JetBlue’s shift towards short-term rentals and related verticals such as cruises is expected to accelerate later this year and into 2021, with Barry predicting that revenue generated from JetBlue’s non-flight products could top $100 million by 2022.
Airbnb and Vrbo were mentioned, among others, as potential partners for the new JetBlue short-term rental service.
There were more than murmurings last year that Airbnb was broadening its product offerings beyond accommodation into transportation and other travel verticals such as airlines, after it appointed Fred Reid, the founding chief executive of Virgin America and former president of Delta Airlines and Lufthansa, as its first-ever global head of transportation.
At the time, he was tasked with “building partnerships and services that make travel seamless” as Airbnb targeted attracting over one billion guests annually by 2028. Reid had previously held the position of president of Cora Aircraft Programme, where he oversaw the development of independent flying taxis.
Airbnb had already started to entice high-income consumers who typically book all-inclusive packages, by adding hotel rooms, premium and luxury home rental properties to its platform. It had also agreed partnerships with other companies to provide restaurant bookings, guided tours and activities to travellers as part of its goal to become an all-in-one travel portal.
Speaking in February 2019, Airbnb chief executive and co-founder, Brian Chesky, said: “We’re going to explore a broad range of ideas and partnerships that can make transportation better. We haven’t settled on exactly what those will look like.
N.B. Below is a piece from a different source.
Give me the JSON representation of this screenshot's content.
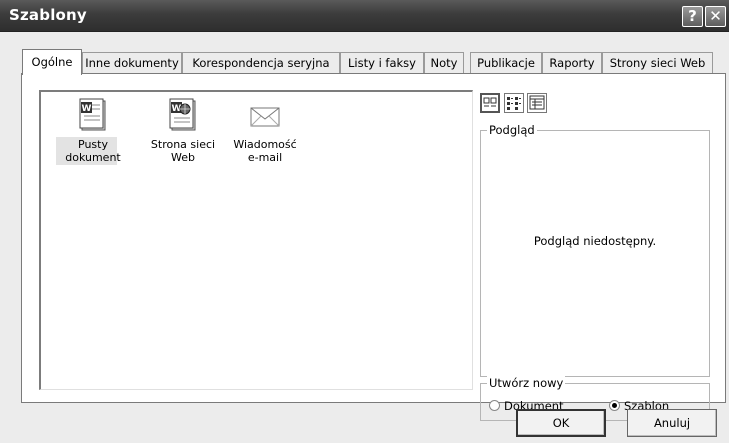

“I’m not interested in building our own airline or creating just another place on the internet where you can buy a plane ticket, but there is a tremendous opportunity to improve the transportation experience for everyone,” he added.